───── Data provided ─────

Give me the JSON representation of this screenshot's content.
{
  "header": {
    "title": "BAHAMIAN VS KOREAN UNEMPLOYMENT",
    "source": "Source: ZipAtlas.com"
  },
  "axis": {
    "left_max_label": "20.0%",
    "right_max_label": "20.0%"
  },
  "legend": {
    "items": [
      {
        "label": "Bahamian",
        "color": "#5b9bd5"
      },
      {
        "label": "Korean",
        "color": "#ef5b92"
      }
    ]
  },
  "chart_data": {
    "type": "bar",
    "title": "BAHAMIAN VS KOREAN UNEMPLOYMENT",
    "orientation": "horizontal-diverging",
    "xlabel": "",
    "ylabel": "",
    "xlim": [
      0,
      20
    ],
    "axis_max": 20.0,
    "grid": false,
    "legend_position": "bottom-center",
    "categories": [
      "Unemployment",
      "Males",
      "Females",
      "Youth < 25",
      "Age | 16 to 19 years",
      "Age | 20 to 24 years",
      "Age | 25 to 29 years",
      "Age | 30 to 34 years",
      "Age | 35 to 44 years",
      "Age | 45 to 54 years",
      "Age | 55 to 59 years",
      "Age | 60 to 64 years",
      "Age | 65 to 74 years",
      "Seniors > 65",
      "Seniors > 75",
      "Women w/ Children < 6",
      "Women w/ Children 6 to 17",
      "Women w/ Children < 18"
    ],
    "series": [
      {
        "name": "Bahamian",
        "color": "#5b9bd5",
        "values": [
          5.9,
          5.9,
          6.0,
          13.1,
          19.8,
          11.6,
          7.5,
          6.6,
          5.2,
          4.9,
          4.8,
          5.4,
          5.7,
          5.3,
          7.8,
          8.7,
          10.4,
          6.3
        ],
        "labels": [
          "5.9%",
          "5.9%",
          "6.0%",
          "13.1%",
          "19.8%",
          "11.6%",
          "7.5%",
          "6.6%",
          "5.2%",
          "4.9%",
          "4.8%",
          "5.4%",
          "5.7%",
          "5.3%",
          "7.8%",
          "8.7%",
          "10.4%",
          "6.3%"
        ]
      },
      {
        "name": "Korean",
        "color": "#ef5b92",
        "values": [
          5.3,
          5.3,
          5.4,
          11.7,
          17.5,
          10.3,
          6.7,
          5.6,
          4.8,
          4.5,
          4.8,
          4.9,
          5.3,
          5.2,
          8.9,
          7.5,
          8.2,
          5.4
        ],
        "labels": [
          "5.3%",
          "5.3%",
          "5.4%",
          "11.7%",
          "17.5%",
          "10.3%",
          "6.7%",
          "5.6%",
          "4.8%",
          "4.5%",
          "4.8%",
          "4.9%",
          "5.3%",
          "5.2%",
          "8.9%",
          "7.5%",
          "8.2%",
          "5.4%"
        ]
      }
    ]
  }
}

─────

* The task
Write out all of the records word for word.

* Response to this exercise
Give me the JSON representation of this screenshot's content.
{
  "header": {
    "title": "BAHAMIAN VS KOREAN UNEMPLOYMENT",
    "source": "Source: ZipAtlas.com"
  },
  "axis": {
    "left_max_label": "20.0%",
    "right_max_label": "20.0%"
  },
  "legend": {
    "items": [
      {
        "label": "Bahamian",
        "color": "#5b9bd5"
      },
      {
        "label": "Korean",
        "color": "#ef5b92"
      }
    ]
  },
  "chart_data": {
    "type": "bar",
    "title": "BAHAMIAN VS KOREAN UNEMPLOYMENT",
    "orientation": "horizontal-diverging",
    "xlabel": "",
    "ylabel": "",
    "xlim": [
      0,
      20
    ],
    "axis_max": 20.0,
    "grid": false,
    "legend_position": "bottom-center",
    "categories": [
      "Unemployment",
      "Males",
      "Females",
      "Youth < 25",
      "Age | 16 to 19 years",
      "Age | 20 to 24 years",
      "Age | 25 to 29 years",
      "Age | 30 to 34 years",
      "Age | 35 to 44 years",
      "Age | 45 to 54 years",
      "Age | 55 to 59 years",
      "Age | 60 to 64 years",
      "Age | 65 to 74 years",
      "Seniors > 65",
      "Seniors > 75",
      "Women w/ Children < 6",
      "Women w/ Children 6 to 17",
      "Women w/ Children < 18"
    ],
    "series": [
      {
        "name": "Bahamian",
        "color": "#5b9bd5",
        "values": [
          5.9,
          5.9,
          6.0,
          13.1,
          19.8,
          11.6,
          7.5,
          6.6,
          5.2,
          4.9,
          4.8,
          5.4,
          5.7,
          5.3,
          7.8,
          8.7,
          10.4,
          6.3
        ],
        "labels": [
          "5.9%",
          "5.9%",
          "6.0%",
          "13.1%",
          "19.8%",
          "11.6%",
          "7.5%",
          "6.6%",
          "5.2%",
          "4.9%",
          "4.8%",
          "5.4%",
          "5.7%",
          "5.3%",
          "7.8%",
          "8.7%",
          "10.4%",
          "6.3%"
        ]
      },
      {
        "name": "Korean",
        "color": "#ef5b92",
        "values": [
          5.3,
          5.3,
          5.4,
          11.7,
          17.5,
          10.3,
          6.7,
          5.6,
          4.8,
          4.5,
          4.8,
          4.9,
          5.3,
          5.2,
          8.9,
          7.5,
          8.2,
          5.4
        ],
        "labels": [
          "5.3%",
          "5.3%",
          "5.4%",
          "11.7%",
          "17.5%",
          "10.3%",
          "6.7%",
          "5.6%",
          "4.8%",
          "4.5%",
          "4.8%",
          "4.9%",
          "5.3%",
          "5.2%",
          "8.9%",
          "7.5%",
          "8.2%",
          "5.4%"
        ]
      }
    ]
  }
}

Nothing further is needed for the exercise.